“He represented some other-worldly figure,” MacFadden remembered. “It was a representation of the past and the future in a way where it just seemed like he was in total control of the present. That was something I never experienced before, and I didn’t know how to comprehend that.”

Afrika Bambaataa

Just days after my interview with Cut Chemist, it’s nearly impossible to escape the net that Bambaattaa has cast wide over pop culture as I watch half chef, half television star Anthony Bourdain chat with “The Godfather” on the newest episode of his CNN show “Parts Unknown.” The brief exchange between Bourdain and Bambaattaa reminds me of some of the topics MacFadden and I discussed, including Bambaataa’s appreciation for Kraftwerk (he sampled the group in his 1982 hit “Planet Rock”) at a time when no one else in the U.S. even knew who they were.

“Just to take Kraftwerk and have the foresight to go, ‘You know, that’s a really cool song. I’m going to play that at the park,’” MacFadden said toward the end of our interview. “He brought Kraftwerk to the street. It’s crazy.”

It’s why when New York-based writer Johan Kugelberg first came to Cut Chemist and DJ Shadow (aka Josh Davis) with the idea of putting on a nationwide tour that would feature strictly Bambaataa’s historic archive of more than 40,000 records, the two beat makers didn’t think twice.

“I’ve already taken away more than I could have ever imagined,” MacFadden told me at one point during our conversation, even with more than a handful of shows to go on the 25-date “Renegades of Rhythm” tour that wrapped up October 9th in Vancouver.

DJ Shadow & Cut Chemist

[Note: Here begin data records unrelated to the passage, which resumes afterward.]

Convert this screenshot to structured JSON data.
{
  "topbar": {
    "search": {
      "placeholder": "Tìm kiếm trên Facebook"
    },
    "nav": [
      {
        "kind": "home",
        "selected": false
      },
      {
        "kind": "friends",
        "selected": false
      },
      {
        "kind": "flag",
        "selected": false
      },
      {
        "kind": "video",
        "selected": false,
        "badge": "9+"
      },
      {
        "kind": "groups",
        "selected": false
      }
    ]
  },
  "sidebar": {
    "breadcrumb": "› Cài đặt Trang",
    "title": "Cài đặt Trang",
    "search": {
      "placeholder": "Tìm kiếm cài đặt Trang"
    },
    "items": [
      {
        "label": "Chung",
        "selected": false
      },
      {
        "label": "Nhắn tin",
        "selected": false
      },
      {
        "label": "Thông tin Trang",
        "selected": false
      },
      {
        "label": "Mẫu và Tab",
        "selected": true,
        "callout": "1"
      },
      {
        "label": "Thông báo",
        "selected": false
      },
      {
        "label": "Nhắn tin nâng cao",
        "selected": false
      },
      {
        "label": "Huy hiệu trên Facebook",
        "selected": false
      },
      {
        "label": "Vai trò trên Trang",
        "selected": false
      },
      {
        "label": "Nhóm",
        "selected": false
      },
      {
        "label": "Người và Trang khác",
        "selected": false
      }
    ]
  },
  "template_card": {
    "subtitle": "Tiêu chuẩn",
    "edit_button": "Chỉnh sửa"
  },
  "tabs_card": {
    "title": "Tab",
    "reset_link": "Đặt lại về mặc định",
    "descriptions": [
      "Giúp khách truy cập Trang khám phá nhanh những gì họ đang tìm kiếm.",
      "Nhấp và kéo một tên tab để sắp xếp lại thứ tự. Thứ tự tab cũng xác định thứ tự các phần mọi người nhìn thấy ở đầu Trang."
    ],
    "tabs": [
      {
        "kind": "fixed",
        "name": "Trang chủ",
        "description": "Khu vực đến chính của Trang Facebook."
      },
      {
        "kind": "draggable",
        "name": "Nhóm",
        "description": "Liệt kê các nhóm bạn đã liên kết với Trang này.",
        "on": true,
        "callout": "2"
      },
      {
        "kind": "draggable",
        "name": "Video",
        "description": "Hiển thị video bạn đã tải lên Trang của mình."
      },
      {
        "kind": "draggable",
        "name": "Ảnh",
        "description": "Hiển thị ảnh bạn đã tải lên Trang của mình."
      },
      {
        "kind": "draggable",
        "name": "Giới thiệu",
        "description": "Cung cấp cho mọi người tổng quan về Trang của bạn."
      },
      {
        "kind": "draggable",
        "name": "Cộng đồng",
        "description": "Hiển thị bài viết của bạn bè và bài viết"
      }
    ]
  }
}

At the Hollywood Palladium on a Friday night, a crowd of mostly 30-40-year-olds packs the dance floor, soaking up everything that MacFadden and Davis throw its way — whether it’s the Latin, African, Calypso or Soca grooves that Bambaataa once introduced as leader of the famed Universal Zulu Nation — over the course of a 90-plus-minute set.

The performance, which eventually ventured deeper into Bambaataa’s extensive catalog, would serve as an important reminder that hip-hop music and the culture many of us associate with it now has changed quite a bit, for better or worse, since Bambaataa’s heyday. But that doesn’t mean Bambaataa’s impact still can’t be felt to this day.

“I want people to know about Afrika Bambaataa as a person and as a figure that has contributed more to modern music than anybody else I can think of,” MacFadden replied when I ask him what he wanted his fans to take away from the “Renegades of Rhythm” shows.

In all likelihood, there never will be another Afrika Bambaataa. As two of hip-hop’s most prominent DJs today, Cut Chemist and DJ Shadow understand that better than most people.

Yet, in paying the utmost respect to one of music’s greatest living legends over the last six weeks, they have proved to be worthy of at least some of the admiration and praise Bambaataa has warranted for almost 45 years. Because you never know — one day, two other talented DJs may just choose to honor MacFadden and Davis with a tribute tour of their own.

cut-chemist_1

DJ Shadow

DJ Shadow & Cut Chemist

WKEND MIXTAPE: Cut Chemist – American Pie: Fall Backwards

Cut Chemist

Los Angeles native Cut Chemist brings us this week’s mix with a deep blend of psych folk and rock selections. Created last fall to give thanks to the harvest of music that was recorded in this country, you’ll find an hour of music perfect for the season.

Cut Chemist is a founding member of Jurassic 5 and Ozomatli. He is also a co-creator of Brainfreeze with DJ Shadow.

For more mixes from Cut Chemist check out his Soundcloud page.